Antiphospholipid syndrome (APS) is a systemic autoimmune disease characterized by thrombosis
and/or pregnancy morbidity with persistent levels of antiphospholipid antibodies (aPLs). The
development of thrombosis in APS is mediated by aPLs and contributes to the high mortality rate in
APS patients. However, although APS has been reported for more than 30 years, there has been no optimal
regimen for its prevention or for the management of thrombosis, mainly because the mainstay
treatment strategies for managing APS are not targeted towards aPL-mediated thrombotic pathophysiology.
Instead, the treatments commonly used are aimed at general thrombotic disorders. Warfarin is the
most commonly used vitamin K antagonist (VKA), in addition to anti-platelet medications, such as aspirin
and clopidogrel. Over the last decade, novel non-VKA oral anticoagulants, including rivaroxaban,
apixaban and dabigatran, as well as immunomodulatory agents, such as rituximab, eculizumab, hydroxychloroquine,
statins and sirolimus, have also been used. In this review, we discuss the current

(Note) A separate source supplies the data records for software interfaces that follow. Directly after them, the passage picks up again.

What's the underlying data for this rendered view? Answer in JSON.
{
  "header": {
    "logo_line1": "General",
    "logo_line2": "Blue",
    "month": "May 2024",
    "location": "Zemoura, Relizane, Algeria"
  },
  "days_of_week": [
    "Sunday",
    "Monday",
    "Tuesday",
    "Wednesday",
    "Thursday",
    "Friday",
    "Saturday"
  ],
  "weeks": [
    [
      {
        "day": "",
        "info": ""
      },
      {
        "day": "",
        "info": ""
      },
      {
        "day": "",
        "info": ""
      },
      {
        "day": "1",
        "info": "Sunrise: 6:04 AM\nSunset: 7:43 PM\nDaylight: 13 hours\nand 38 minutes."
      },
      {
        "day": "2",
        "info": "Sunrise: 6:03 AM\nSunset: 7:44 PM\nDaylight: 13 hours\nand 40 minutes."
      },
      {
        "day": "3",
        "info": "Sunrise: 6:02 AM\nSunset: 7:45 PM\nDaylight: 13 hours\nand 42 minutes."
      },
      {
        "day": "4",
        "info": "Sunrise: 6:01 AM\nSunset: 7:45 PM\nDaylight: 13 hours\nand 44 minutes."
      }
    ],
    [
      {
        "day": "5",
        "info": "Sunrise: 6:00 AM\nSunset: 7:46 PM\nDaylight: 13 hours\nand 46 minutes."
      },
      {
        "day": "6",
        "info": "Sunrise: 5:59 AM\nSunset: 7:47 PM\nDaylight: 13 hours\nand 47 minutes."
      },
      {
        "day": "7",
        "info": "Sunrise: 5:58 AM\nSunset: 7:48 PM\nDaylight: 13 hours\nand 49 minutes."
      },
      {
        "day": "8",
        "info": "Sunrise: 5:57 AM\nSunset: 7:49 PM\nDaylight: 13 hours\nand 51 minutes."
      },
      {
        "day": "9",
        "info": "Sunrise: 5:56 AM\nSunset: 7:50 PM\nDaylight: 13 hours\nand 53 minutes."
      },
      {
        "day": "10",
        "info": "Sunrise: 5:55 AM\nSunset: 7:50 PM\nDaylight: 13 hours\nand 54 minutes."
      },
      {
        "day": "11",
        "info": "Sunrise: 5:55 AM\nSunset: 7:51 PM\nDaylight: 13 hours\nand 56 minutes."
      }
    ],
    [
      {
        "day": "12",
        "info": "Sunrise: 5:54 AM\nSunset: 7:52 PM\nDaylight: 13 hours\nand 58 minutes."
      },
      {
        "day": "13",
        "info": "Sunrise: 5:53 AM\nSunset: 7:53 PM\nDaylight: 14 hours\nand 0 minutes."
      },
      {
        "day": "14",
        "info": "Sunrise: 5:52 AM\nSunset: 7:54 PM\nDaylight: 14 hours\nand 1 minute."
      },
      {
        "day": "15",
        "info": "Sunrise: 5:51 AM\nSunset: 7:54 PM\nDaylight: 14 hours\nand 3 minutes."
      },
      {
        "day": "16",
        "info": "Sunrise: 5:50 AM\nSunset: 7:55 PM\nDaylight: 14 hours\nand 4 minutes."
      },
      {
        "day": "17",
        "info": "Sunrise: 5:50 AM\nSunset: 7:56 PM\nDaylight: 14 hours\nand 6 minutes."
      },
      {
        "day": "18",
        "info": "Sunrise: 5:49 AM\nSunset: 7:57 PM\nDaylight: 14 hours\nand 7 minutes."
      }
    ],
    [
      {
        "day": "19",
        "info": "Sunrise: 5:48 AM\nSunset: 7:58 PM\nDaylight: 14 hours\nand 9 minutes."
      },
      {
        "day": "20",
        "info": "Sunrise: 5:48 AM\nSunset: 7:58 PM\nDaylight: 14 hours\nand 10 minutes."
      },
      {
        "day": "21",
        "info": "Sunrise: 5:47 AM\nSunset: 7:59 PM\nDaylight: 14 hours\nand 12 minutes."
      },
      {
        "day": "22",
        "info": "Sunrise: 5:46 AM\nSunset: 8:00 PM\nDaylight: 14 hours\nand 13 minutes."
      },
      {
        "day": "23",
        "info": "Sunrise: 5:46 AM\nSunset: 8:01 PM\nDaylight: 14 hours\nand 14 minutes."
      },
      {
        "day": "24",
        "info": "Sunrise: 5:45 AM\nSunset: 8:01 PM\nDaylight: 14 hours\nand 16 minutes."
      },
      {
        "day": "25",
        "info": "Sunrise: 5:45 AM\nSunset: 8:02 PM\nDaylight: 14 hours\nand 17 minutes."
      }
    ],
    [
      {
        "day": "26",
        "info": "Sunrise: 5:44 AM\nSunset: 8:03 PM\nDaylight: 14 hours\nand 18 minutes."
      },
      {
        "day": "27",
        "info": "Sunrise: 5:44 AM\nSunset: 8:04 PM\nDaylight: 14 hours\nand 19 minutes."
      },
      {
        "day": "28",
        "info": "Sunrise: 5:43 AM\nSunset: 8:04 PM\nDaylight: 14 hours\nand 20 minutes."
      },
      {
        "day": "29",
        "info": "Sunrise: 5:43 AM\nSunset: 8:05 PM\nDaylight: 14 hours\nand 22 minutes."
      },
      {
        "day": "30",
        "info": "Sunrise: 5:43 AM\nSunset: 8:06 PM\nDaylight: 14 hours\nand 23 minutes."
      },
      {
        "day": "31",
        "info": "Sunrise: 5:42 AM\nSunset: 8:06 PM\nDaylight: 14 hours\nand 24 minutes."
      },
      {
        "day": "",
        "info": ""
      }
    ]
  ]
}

treatment strategies and future treatment outlook for thrombotic APS.